Boys' and Girls' heavy Union
Suits, beBt 50c. grade OO
last Sale Prirc _ OOC
Ladies' up to $2 all leather work
and dross Shoes,
'"? . Sale Price
Boys' serviceable Novelty Suits,
worth up to $2.00,
Men's hard finish Worsted Suits,
sold up to $10.00
last Sale Price
All our $3 and $3.50 Boy's Wool
School Suits, last gl ?Q
Sale Price.?pl ?\K7
Children's up to S3 Coats In vel
vet and bear skin, O
last Sale Price ..... OOC
O. J. White of Greenville was among
the business visitors in. the city yes
P. P. and L. C. Herring of Town
ville were in the city Wednesday on
Tours One Way ThrougTi the Panama
Canal and Spe cial Train Overland
' - ' . 1 I
June-July - August
The Tours will consume 26 to 60 days. Pullman and stateroom
bertha; dining cat and steamship meals; the highest class hotels
on American plan, excepting Los Angoles and San Francisco where
rooms only are furnished; attractive sightseeing and side-trips.

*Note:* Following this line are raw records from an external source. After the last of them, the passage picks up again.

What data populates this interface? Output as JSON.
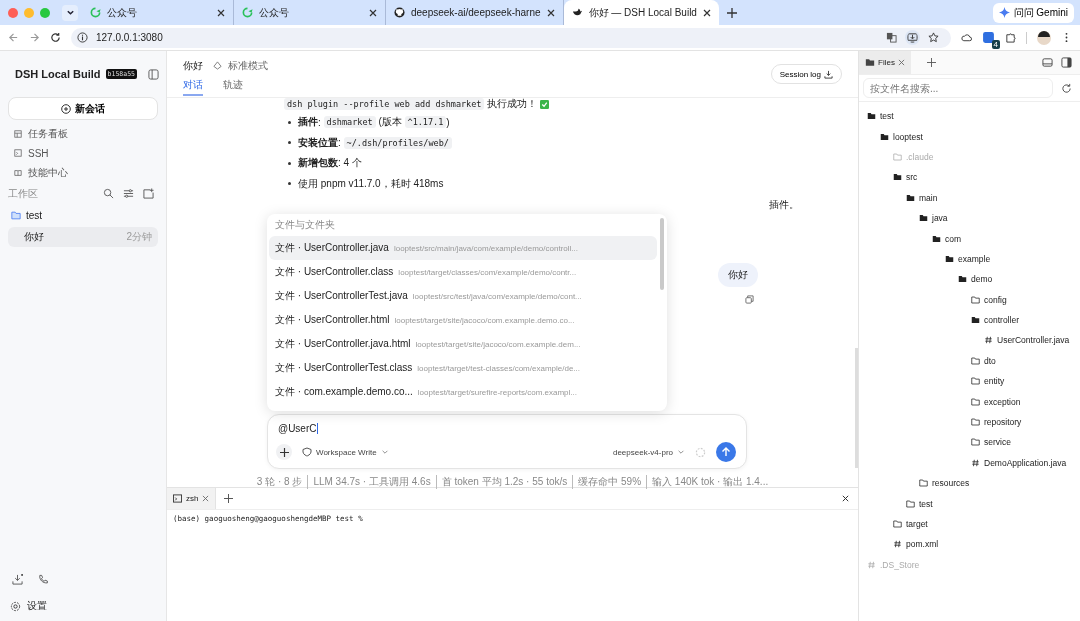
{
  "browser": {
    "tabs": [
      {
        "title": "公众号",
        "selected": false
      },
      {
        "title": "公众号",
        "selected": false
      },
      {
        "title": "deepseek-ai/deepseek-harne",
        "selected": false
      },
      {
        "title": "你好 — DSH Local Build",
        "selected": true
      }
    ],
    "gemini": "问问 Gemini",
    "url": "127.0.0.1:3080",
    "extension_badge": "4"
  },
  "sidebar": {
    "app_name": "DSH Local Build",
    "build": "b158a55",
    "new_chat": "新会话",
    "nav": [
      {
        "label": "任务看板"
      },
      {
        "label": "SSH"
      },
      {
        "label": "技能中心"
      }
    ],
    "workspace_label": "工作区",
    "folder": "test",
    "sessions": [
      {
        "title": "你好",
        "time": "2分钟",
        "selected": true
      }
    ],
    "settings": "设置"
  },
  "header": {
    "title": "你好",
    "mode": "标准模式",
    "tabs": [
      {
        "label": "对话",
        "selected": true
      },
      {
        "label": "轨迹",
        "selected": false
      }
    ],
    "session_log": "Session log"
  },
  "message": {
    "command": "dsh plugin --profile web add dshmarket",
    "result": "执行成功！",
    "bullets": [
      [
        {
          "kind": "bold",
          "text": "插件"
        },
        {
          "kind": "text",
          "text": ": "
        },
        {
          "kind": "code",
          "text": "dshmarket"
        },
        {
          "kind": "text",
          "text": " (版本 "
        },
        {
          "kind": "code",
          "text": "^1.17.1"
        },
        {
          "kind": "text",
          "text": ")"
        }
      ],
      [
        {
          "kind": "bold",
          "text": "安装位置"
        },
        {
          "kind": "text",
          "text": ": "
        },
        {
          "kind": "code",
          "text": "~/.dsh/profiles/web/"
        }
      ],
      [
        {
          "kind": "bold",
          "text": "新增包数"
        },
        {
          "kind": "text",
          "text": ": 4 个"
        }
      ],
      [
        {
          "kind": "text",
          "text": "使用 pnpm v11.7.0，耗时 418ms"
        }
      ]
    ],
    "covered_tail": "插件。"
  },
  "mention_popup": {
    "heading": "文件与文件夹",
    "items": [
      {
        "label": "文件 · UserController.java",
        "path": "looptest/src/main/java/com/example/demo/controll...",
        "selected": true
      },
      {
        "label": "文件 · UserController.class",
        "path": "looptest/target/classes/com/example/demo/contr...",
        "selected": false
      },
      {
        "label": "文件 · UserControllerTest.java",
        "path": "looptest/src/test/java/com/example/demo/cont...",
        "selected": false
      },
      {
        "label": "文件 · UserController.html",
        "path": "looptest/target/site/jacoco/com.example.demo.co...",
        "selected": false
      },
      {
        "label": "文件 · UserController.java.html",
        "path": "looptest/target/site/jacoco/com.example.dem...",
        "selected": false
      },
      {
        "label": "文件 · UserControllerTest.class",
        "path": "looptest/target/test-classes/com/example/de...",
        "selected": false
      },
      {
        "label": "文件 · com.example.demo.co...",
        "path": "looptest/target/surefire-reports/com.exampl...",
        "selected": false
      }
    ]
  },
  "user_message": "你好",
  "composer": {
    "value": "@UserC",
    "permission": "Workspace Write",
    "model": "deepseek-v4-pro"
  },
  "stats": [
    "3 轮 · 8 步",
    "LLM 34.7s · 工具调用 4.6s",
    "首 token 平均 1.2s · 55 tok/s",
    "缓存命中 59%",
    "输入 140K tok · 输出 1.4..."
  ],
  "terminal": {
    "tab": "zsh",
    "prompt": "(base) gaoguosheng@gaoguoshengdeMBP test %"
  },
  "files": {
    "tab": "Files",
    "search_placeholder": "按文件名搜索...",
    "tree": [
      {
        "name": "test",
        "kind": "folder",
        "expanded": true,
        "muted": false,
        "children": [
          {
            "name": "looptest",
            "kind": "folder",
            "expanded": true,
            "muted": false,
            "children": [
              {
                "name": ".claude",
                "kind": "folder",
                "expanded": false,
                "muted": true
              },
              {
                "name": "src",
                "kind": "folder",
                "expanded": true,
                "muted": false,
                "children": [
                  {
                    "name": "main",
                    "kind": "folder",
                    "expanded": true,
                    "muted": false,
                    "children": [
                      {
                        "name": "java",
                        "kind": "folder",
                        "expanded": true,
                        "muted": false,
                        "children": [
                          {
                            "name": "com",
                            "kind": "folder",
                            "expanded": true,
                            "muted": false,
                            "children": [
                              {
                                "name": "example",
                                "kind": "folder",
                                "expanded": true,
                                "muted": false,
                                "children": [
                                  {
                                    "name": "demo",
                                    "kind": "folder",
                                    "expanded": true,
                                    "muted": false,
                                    "children": [
                                      {
                                        "name": "config",
                                        "kind": "folder",
                                        "expanded": false,
                                        "muted": false
                                      },
                                      {
                                        "name": "controller",
                                        "kind": "folder",
                                        "expanded": true,
                                        "muted": false,
                                        "children": [
                                          {
                                            "name": "UserController.java",
                                            "kind": "file",
                                            "muted": false
                                          }
                                        ]
                                      },
                                      {
                                        "name": "dto",
                                        "kind": "folder",
                                        "expanded": false,
                                        "muted": false
                                      },
                                      {
                                        "name": "entity",
                                        "kind": "folder",
                                        "expanded": false,
                                        "muted": false
                                      },
                                      {
                                        "name": "exception",
                                        "kind": "folder",
                                        "expanded": false,
                                        "muted": false
                                      },
                                      {
                                        "name": "repository",
                                        "kind": "folder",
                                        "expanded": false,
                                        "muted": false
                                      },
                                      {
                                        "name": "service",
                                        "kind": "folder",
                                        "expanded": false,
                                        "muted": false
                                      },
                                      {
                                        "name": "DemoApplication.java",
                                        "kind": "file",
                                        "muted": false
                                      }
                                    ]
                                  }
                                ]
                              }
                            ]
                          }
                        ]
                      },
                      {
                        "name": "resources",
                        "kind": "folder",
                        "expanded": false,
                        "muted": false
                      }
                    ]
                  },
                  {
                    "name": "test",
                    "kind": "folder",
                    "expanded": false,
                    "muted": false
                  }
                ]
              },
              {
                "name": "target",
                "kind": "folder",
                "expanded": false,
                "muted": false
              },
              {
                "name": "pom.xml",
                "kind": "file",
                "muted": false
              }
            ]
          }
        ]
      },
      {
        "name": ".DS_Store",
        "kind": "file",
        "muted": true
      }
    ]
  }
}
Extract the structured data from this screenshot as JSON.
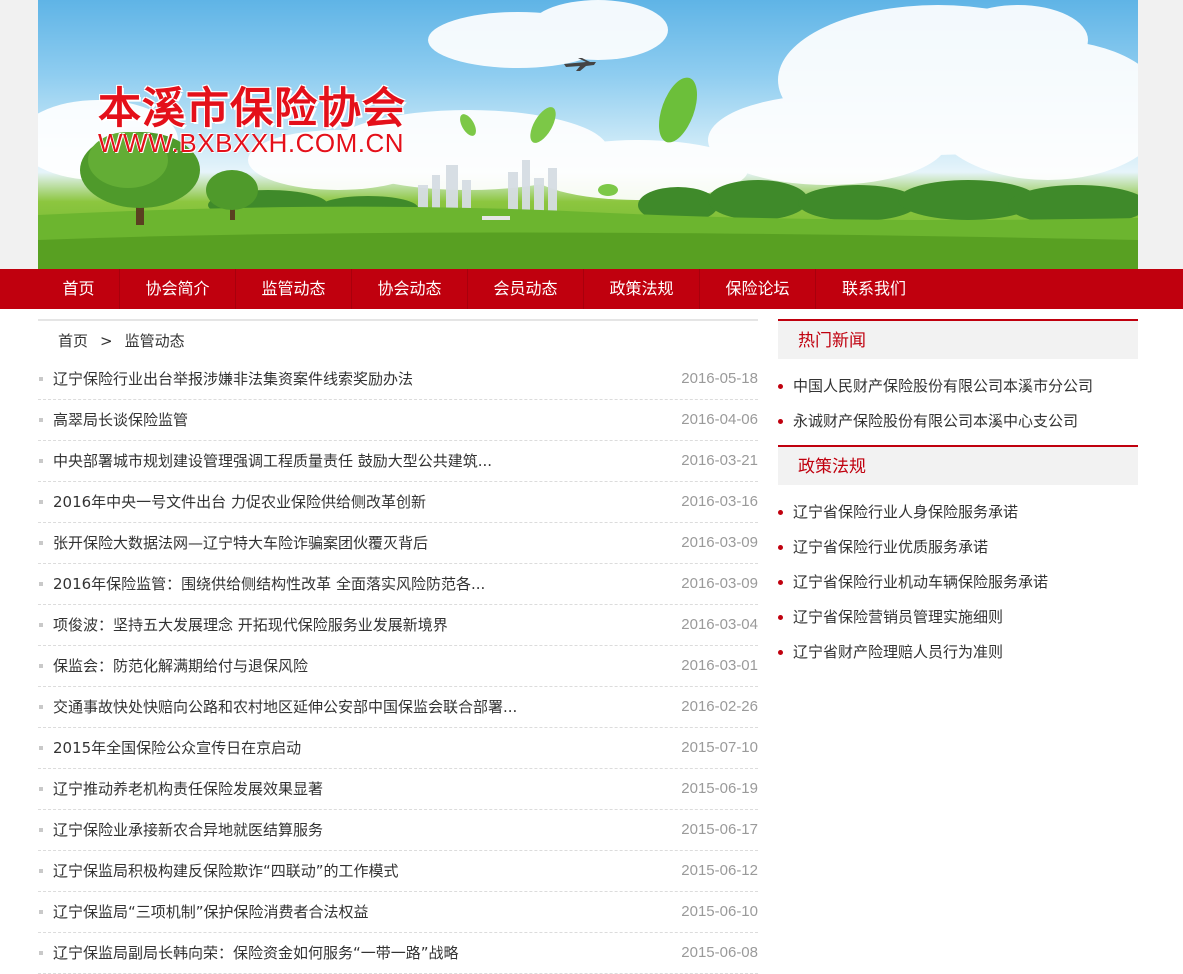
{
  "banner": {
    "title": "本溪市保险协会",
    "url": "WWW.BXBXXH.COM.CN"
  },
  "nav": {
    "items": [
      {
        "label": "首页"
      },
      {
        "label": "协会简介"
      },
      {
        "label": "监管动态"
      },
      {
        "label": "协会动态"
      },
      {
        "label": "会员动态"
      },
      {
        "label": "政策法规"
      },
      {
        "label": "保险论坛"
      },
      {
        "label": "联系我们"
      }
    ]
  },
  "breadcrumb": {
    "home": "首页",
    "separator": ">",
    "current": "监管动态"
  },
  "news": [
    {
      "title": "辽宁保险行业出台举报涉嫌非法集资案件线索奖励办法",
      "date": "2016-05-18"
    },
    {
      "title": "高翠局长谈保险监管",
      "date": "2016-04-06"
    },
    {
      "title": "中央部署城市规划建设管理强调工程质量责任 鼓励大型公共建筑...",
      "date": "2016-03-21"
    },
    {
      "title": "2016年中央一号文件出台 力促农业保险供给侧改革创新",
      "date": "2016-03-16"
    },
    {
      "title": "张开保险大数据法网—辽宁特大车险诈骗案团伙覆灭背后",
      "date": "2016-03-09"
    },
    {
      "title": "2016年保险监管：围绕供给侧结构性改革 全面落实风险防范各...",
      "date": "2016-03-09"
    },
    {
      "title": "项俊波：坚持五大发展理念 开拓现代保险服务业发展新境界",
      "date": "2016-03-04"
    },
    {
      "title": "保监会：防范化解满期给付与退保风险",
      "date": "2016-03-01"
    },
    {
      "title": "交通事故快处快赔向公路和农村地区延伸公安部中国保监会联合部署...",
      "date": "2016-02-26"
    },
    {
      "title": "2015年全国保险公众宣传日在京启动",
      "date": "2015-07-10"
    },
    {
      "title": "辽宁推动养老机构责任保险发展效果显著",
      "date": "2015-06-19"
    },
    {
      "title": "辽宁保险业承接新农合异地就医结算服务",
      "date": "2015-06-17"
    },
    {
      "title": "辽宁保监局积极构建反保险欺诈“四联动”的工作模式",
      "date": "2015-06-12"
    },
    {
      "title": "辽宁保监局“三项机制”保护保险消费者合法权益",
      "date": "2015-06-10"
    },
    {
      "title": "辽宁保监局副局长韩向荣：保险资金如何服务“一带一路”战略",
      "date": "2015-06-08"
    }
  ],
  "sidebar": {
    "hot_news": {
      "heading": "热门新闻",
      "items": [
        "中国人民财产保险股份有限公司本溪市分公司",
        "永诚财产保险股份有限公司本溪中心支公司"
      ]
    },
    "policy": {
      "heading": "政策法规",
      "items": [
        "辽宁省保险行业人身保险服务承诺",
        "辽宁省保险行业优质服务承诺",
        "辽宁省保险行业机动车辆保险服务承诺",
        "辽宁省保险营销员管理实施细则",
        "辽宁省财产险理赔人员行为准则"
      ]
    }
  },
  "colors": {
    "accent": "#c0000e",
    "date": "#9a9a9a"
  }
}
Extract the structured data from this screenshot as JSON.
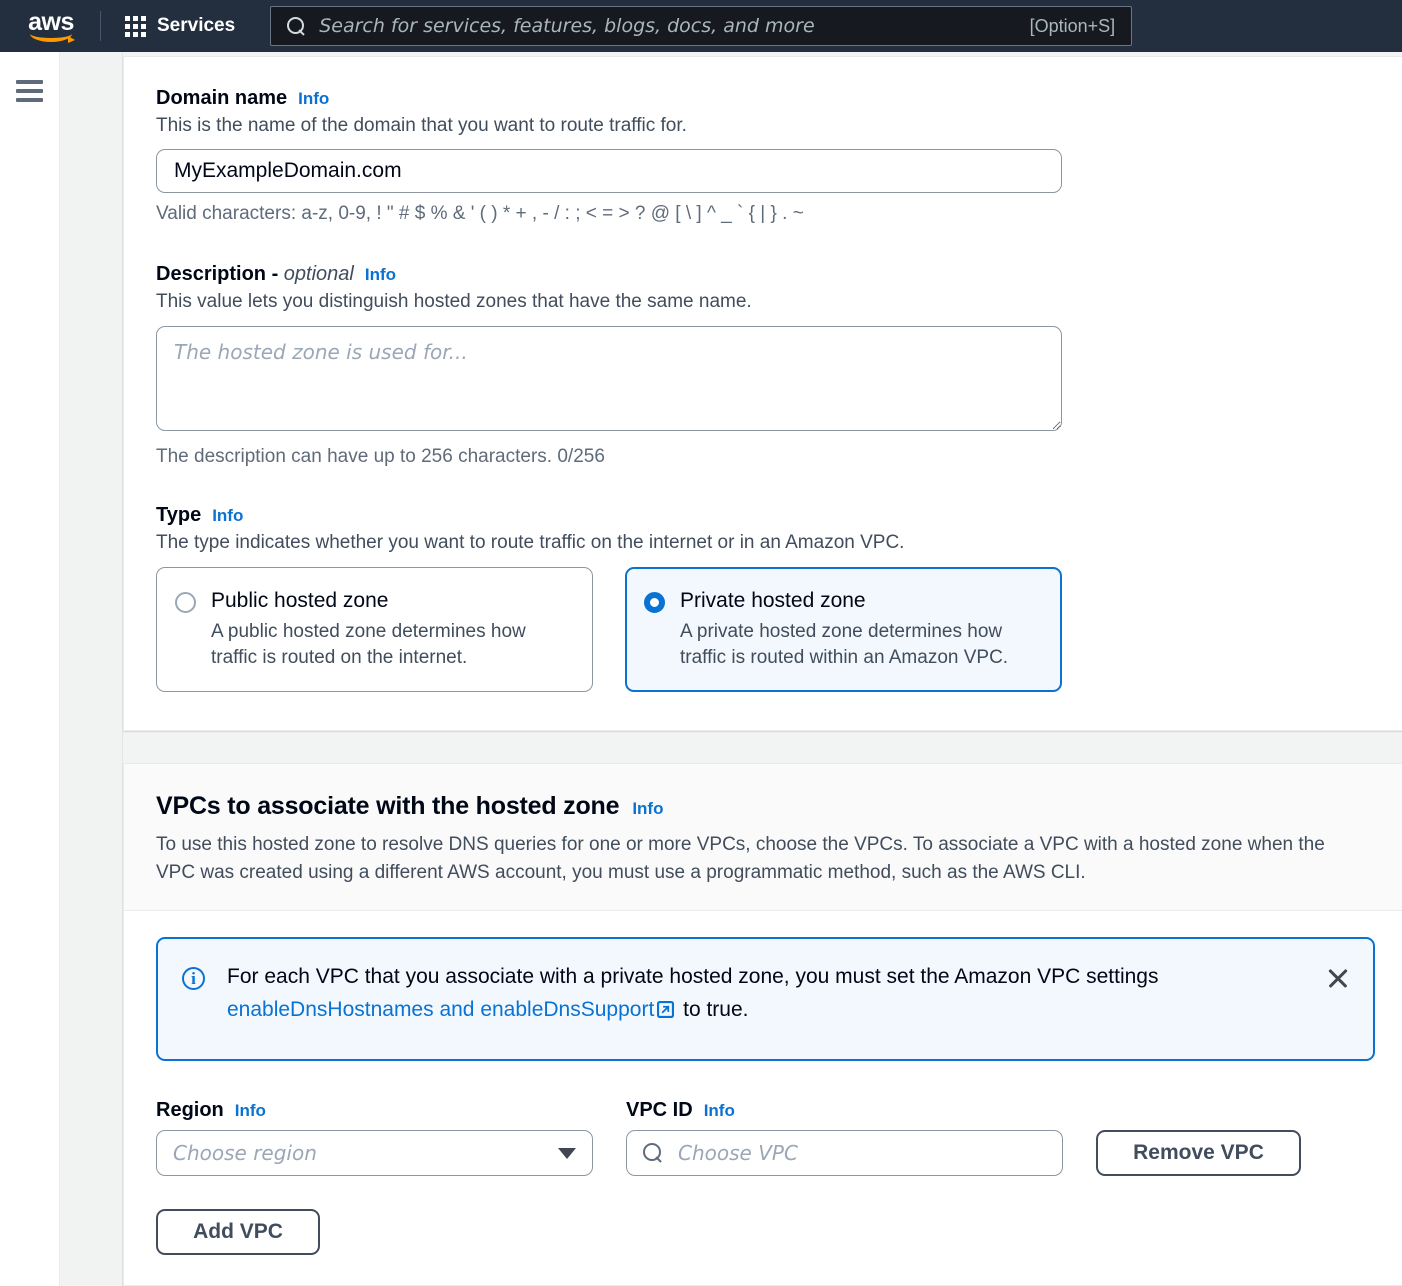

Many Diverge Routes
Including Denver, Colorado Springs, Cripple Creek, Pike's Peak,
Roye.1 Gorge, Salt Lake City, Yellowstone National Park, Grand
.Citron of Arizona, Orange Grove*. of Sautter* Csllfernia, San
DleftS Los Angeles, Const of California, San ?r?nejaeo, Portland,
Seattle, Puga Sound, Victoria, Yancon?cr, the Canadian Rocky
Mountains, 8t. Paul and Chicago. ^JT
All Trains equipped with ALL STEEL Pullman drawing
room; stateroom cptapfrtment ami observation cars and1, diners for
i t'j-? , - ., -? ? uwuio lui
the exclusive use of our parties fcr the entire trip. Ptrsonslly
conductedami satisfactory chaperoned. Ladles unescorted as
nured of every attention.
The highest class of service and the "?EST OF EVERY
THING" everywhere. '
Write for booklet and detailed information.
Tourist Agents, S. A. L. Ry.
Raleigh, N. c.